How to Make Books and
Magic Books & Paper Toys
By Esther K. Smith’76
New York, N.Y. 2007, 2008
With colorful, meticulous diagrams, photos, and step-by-step instructions, How to Make Books gives readers the know-how—and the inspiration—to make their own one-of-a-kind books. Although Smith designs limited edition and artist books and has taught artist-books courses for years, these projects suppose no prior knowledge and are accessible to people of all levels of artistic ability.
Magic Books & Paper Toys is actually two books in one, offering ideas for colorful paper crafts and instructions on how to make them. Colorful pictures, drawings, and diagrams help the reader follow Smith’s careful instructions.
Smith and her husband, Dikko Faust’75, a letterpress printer and hand typographer, have been working with paper and handcrafting books since their undergraduate days. Together, the two operate Purgatory Pie Press in New York.
In Between: Memoir of an Integration Baby
By Mark Morrison-Reed’72
Skinner House Books
Boston, Mass., 2009
Mark Morrison-Reed’s mixed-race ancestry, as well as his upbringing on the South Side of Chicago during the tumultuous 1950s and 60s, gives him a unique perspective on racial, economic, and cultural issues. In Between: Memoir of an Integration Baby gives special focus to his work as one of the first African American ministers in the Unitarian Universalist church, as well as his personal experiences raising two multiracial children with his Anglo-Canadian wife.
In the prologue, Morrison-Reed describes himself and his family as being in a “twilight zone between the races.” Much of the beginning of the book deals with his family history, from his ancestor’s roots as Afro-Americans and slave owners to his birth in 1949 in segregated Chicago.
“Morrison-Reed’s account is nothing less than a spiritual clearing in the forest of race and ethnicity,” says Lee Barker, president of Meadville Lombard Theological School.

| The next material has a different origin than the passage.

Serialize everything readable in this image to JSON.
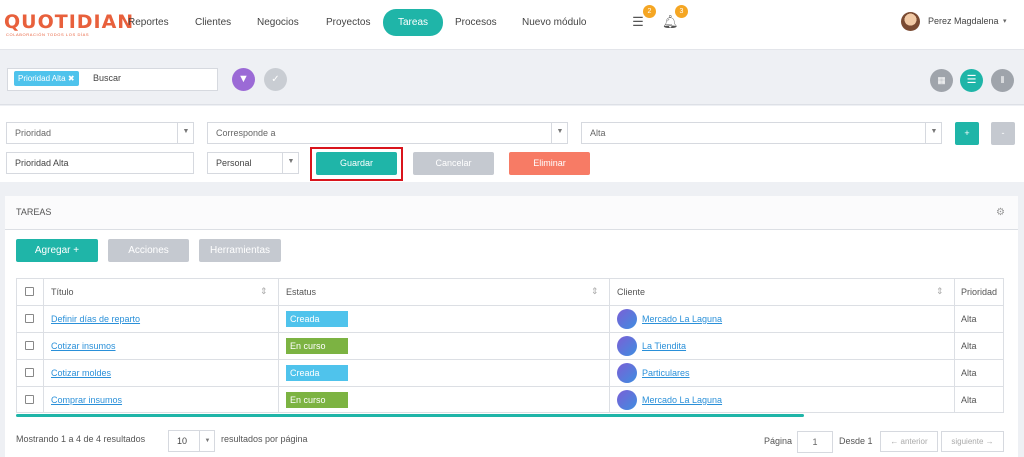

Myth, Immorality, and American Imperialism
By Henry F. Zacchini’92
Manchester Center, Vt., 2008
Myth, Immorality, and American Imperialism explores contemporary America in the context of American militarism and neo-colonialism, and considers the power of myth and propaganda in shaping worldviews.
The author explores the “communal stupor” that he sees as a common condition among the people of the United States over the past few decades. He argues that this stupor was prevalent despite blatant excesses on the part of the government, such as the bombing of Iraqi and Serbian civilians.
Following the election of George W. Bush, however, Zacchini writes in his introduction, that the “old ideas surrounding the United States’ benign foreign interventions and entanglements started to fall by the wayside in the harsh light of Bush’s version of American fascism.”